TASK DESCRIPTION:
Below are the records; collect from them each line containing the string "name".

(Dataset entries)
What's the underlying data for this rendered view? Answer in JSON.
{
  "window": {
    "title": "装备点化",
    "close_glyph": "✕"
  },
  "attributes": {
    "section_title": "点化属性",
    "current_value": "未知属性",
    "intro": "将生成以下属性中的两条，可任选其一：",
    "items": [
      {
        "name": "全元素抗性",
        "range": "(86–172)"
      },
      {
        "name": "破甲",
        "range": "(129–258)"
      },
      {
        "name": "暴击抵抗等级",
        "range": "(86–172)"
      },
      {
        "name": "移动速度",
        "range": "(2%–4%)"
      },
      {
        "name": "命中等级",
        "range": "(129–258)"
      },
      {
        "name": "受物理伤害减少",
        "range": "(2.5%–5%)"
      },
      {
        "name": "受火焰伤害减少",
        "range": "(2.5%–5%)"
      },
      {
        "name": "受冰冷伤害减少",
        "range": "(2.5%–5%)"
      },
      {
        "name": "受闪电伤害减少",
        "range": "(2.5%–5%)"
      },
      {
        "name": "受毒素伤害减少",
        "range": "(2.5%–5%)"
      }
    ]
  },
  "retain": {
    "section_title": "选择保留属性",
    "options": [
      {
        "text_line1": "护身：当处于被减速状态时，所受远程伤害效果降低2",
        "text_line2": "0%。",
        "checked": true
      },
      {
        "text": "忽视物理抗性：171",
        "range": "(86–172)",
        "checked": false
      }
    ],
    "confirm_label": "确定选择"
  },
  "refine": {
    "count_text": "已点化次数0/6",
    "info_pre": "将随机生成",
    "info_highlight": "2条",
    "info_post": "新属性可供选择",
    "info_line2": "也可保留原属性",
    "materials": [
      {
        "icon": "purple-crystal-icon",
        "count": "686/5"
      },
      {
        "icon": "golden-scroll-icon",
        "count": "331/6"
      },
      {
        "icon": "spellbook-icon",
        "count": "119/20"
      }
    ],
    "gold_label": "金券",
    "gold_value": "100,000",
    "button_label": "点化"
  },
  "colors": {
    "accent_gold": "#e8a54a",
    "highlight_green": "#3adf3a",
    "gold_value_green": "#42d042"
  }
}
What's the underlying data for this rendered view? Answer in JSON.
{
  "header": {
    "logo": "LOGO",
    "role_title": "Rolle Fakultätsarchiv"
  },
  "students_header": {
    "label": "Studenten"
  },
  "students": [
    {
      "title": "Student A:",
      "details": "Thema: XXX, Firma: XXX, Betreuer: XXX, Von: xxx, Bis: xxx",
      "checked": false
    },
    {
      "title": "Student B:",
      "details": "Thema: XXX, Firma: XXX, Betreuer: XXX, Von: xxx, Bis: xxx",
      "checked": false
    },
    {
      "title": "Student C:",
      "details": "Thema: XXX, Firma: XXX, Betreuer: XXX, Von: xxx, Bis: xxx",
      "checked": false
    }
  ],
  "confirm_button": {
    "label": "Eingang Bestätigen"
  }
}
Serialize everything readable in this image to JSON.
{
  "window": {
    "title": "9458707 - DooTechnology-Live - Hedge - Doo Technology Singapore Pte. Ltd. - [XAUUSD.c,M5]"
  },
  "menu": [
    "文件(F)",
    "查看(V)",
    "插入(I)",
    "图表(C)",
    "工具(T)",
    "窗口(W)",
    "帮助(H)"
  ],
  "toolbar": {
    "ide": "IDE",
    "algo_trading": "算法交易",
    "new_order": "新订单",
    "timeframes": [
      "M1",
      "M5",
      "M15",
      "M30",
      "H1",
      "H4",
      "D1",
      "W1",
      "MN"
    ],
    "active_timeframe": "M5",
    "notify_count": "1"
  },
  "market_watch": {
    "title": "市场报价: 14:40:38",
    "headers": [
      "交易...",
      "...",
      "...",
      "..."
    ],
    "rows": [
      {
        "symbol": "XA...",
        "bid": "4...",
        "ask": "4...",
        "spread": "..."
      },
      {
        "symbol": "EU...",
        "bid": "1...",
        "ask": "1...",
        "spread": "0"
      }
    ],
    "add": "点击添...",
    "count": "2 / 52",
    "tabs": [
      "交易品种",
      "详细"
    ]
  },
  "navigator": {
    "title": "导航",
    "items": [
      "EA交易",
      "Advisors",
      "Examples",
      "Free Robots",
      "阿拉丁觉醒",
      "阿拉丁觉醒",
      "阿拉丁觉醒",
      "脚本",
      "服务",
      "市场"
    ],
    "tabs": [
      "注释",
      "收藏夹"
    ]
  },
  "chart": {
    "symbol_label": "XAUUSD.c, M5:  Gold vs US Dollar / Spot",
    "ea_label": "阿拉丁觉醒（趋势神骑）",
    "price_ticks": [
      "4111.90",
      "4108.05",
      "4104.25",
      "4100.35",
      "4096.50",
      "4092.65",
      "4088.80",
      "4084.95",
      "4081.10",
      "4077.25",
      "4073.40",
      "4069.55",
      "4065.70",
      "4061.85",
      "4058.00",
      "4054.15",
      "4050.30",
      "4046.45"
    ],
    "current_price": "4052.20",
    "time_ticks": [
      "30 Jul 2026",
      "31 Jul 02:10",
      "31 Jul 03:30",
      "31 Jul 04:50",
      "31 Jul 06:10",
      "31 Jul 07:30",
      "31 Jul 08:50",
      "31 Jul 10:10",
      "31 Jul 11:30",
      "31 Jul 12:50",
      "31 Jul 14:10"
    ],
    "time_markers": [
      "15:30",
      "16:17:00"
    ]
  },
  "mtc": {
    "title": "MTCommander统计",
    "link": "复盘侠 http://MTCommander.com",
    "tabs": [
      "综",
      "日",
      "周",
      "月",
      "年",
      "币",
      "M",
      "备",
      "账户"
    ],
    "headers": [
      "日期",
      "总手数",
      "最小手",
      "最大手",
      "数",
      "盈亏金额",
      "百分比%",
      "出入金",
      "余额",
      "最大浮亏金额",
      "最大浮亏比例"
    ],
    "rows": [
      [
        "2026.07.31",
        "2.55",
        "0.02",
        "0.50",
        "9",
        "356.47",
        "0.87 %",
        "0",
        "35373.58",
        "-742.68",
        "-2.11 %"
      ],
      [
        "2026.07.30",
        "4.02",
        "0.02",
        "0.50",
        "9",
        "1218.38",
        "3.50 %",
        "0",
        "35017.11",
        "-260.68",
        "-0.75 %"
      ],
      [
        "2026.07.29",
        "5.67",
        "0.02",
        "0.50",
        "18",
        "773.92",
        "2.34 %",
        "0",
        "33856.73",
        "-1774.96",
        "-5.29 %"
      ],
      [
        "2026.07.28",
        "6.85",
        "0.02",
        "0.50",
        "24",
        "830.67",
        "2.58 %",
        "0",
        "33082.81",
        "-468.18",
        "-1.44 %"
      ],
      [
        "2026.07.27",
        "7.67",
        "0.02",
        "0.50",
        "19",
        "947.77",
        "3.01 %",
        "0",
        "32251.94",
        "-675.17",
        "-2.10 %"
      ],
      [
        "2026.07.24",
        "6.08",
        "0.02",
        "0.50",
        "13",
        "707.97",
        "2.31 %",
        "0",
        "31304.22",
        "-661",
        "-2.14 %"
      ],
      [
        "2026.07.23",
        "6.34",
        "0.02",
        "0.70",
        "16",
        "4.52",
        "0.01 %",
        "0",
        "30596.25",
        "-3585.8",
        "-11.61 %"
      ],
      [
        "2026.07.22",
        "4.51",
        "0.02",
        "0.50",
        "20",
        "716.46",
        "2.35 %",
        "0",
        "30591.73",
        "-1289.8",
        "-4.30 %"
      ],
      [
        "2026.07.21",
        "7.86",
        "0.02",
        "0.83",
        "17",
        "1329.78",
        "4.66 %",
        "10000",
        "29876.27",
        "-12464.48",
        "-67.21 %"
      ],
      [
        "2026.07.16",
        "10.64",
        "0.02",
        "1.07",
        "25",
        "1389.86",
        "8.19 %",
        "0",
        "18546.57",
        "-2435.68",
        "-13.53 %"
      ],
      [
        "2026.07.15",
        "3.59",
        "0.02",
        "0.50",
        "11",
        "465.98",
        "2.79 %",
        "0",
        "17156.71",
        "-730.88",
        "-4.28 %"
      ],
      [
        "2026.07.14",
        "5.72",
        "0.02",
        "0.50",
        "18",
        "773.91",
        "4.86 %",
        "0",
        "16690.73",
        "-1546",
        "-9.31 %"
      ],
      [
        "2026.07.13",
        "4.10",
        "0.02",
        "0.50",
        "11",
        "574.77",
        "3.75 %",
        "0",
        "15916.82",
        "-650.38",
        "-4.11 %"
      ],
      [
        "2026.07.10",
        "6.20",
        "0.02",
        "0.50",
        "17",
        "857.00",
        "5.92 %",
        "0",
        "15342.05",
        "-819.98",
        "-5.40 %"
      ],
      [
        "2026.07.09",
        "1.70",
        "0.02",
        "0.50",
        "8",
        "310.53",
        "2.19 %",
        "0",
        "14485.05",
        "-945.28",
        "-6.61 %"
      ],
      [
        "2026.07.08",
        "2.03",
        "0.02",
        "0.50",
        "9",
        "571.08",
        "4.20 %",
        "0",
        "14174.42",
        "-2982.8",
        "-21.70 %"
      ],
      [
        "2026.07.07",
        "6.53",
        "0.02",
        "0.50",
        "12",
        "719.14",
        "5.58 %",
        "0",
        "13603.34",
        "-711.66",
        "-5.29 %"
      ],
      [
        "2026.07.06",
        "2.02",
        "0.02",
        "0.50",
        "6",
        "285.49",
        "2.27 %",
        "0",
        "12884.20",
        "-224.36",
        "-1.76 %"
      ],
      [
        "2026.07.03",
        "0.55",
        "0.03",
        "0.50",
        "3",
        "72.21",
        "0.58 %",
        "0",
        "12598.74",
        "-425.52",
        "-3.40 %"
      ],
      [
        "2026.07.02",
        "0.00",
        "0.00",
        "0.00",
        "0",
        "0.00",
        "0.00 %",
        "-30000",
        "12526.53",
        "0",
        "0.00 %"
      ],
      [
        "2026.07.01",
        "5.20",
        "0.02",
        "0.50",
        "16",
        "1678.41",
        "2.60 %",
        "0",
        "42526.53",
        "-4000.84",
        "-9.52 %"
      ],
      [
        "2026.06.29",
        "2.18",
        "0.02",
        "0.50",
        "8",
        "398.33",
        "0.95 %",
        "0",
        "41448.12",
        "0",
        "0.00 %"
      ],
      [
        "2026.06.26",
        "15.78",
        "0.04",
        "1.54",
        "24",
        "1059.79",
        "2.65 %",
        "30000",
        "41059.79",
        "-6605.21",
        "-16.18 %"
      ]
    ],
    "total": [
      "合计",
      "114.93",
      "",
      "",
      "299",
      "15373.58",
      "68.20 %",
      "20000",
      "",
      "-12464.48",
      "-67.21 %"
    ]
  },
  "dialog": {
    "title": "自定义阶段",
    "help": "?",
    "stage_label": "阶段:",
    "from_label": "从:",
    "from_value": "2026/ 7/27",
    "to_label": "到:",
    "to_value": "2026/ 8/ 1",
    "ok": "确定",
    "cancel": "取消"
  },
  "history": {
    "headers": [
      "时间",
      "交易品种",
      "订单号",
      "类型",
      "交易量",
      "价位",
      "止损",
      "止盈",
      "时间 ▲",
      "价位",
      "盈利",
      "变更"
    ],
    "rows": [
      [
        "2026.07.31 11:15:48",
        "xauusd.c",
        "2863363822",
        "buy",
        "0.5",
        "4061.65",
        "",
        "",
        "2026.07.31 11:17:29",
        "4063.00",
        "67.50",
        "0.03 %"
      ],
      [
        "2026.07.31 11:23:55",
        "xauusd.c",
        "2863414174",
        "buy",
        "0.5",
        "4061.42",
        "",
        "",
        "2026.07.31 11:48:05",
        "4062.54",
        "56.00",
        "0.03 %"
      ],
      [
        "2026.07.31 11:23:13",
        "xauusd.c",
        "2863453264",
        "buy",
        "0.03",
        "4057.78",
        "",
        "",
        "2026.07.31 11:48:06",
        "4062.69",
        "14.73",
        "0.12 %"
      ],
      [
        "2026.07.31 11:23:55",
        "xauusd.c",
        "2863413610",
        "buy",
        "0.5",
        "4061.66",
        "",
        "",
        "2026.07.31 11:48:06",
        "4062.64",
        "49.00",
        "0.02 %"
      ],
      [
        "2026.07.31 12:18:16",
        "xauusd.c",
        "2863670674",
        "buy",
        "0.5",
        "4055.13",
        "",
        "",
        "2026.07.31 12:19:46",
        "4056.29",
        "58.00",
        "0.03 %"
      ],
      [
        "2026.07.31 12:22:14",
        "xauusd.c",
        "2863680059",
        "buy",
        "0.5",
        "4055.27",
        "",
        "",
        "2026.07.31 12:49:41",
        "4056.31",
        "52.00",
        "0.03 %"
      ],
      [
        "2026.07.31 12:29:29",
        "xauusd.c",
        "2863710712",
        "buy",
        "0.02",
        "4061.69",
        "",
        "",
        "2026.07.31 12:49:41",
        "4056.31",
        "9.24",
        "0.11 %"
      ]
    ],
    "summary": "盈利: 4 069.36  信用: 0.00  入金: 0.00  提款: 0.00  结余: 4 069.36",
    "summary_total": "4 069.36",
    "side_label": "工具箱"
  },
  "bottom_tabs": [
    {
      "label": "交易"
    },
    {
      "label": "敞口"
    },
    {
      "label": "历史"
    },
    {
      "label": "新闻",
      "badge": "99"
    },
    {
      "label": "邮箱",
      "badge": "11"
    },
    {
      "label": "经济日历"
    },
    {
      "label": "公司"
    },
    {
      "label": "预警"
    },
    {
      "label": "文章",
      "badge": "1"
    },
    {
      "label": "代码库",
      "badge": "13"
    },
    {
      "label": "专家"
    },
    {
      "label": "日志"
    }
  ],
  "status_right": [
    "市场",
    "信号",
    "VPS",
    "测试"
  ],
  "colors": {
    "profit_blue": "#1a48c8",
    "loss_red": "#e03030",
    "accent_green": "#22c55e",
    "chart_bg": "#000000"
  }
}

EXERCISE RESULT:
        "name": "全元素抗性",
        "name": "破甲",
        "name": "暴击抵抗等级",
        "name": "移动速度",
        "name": "命中等级",
        "name": "受物理伤害减少",
        "name": "受火焰伤害减少",
        "name": "受冰冷伤害减少",
        "name": "受闪电伤害减少",
        "name": "受毒素伤害减少",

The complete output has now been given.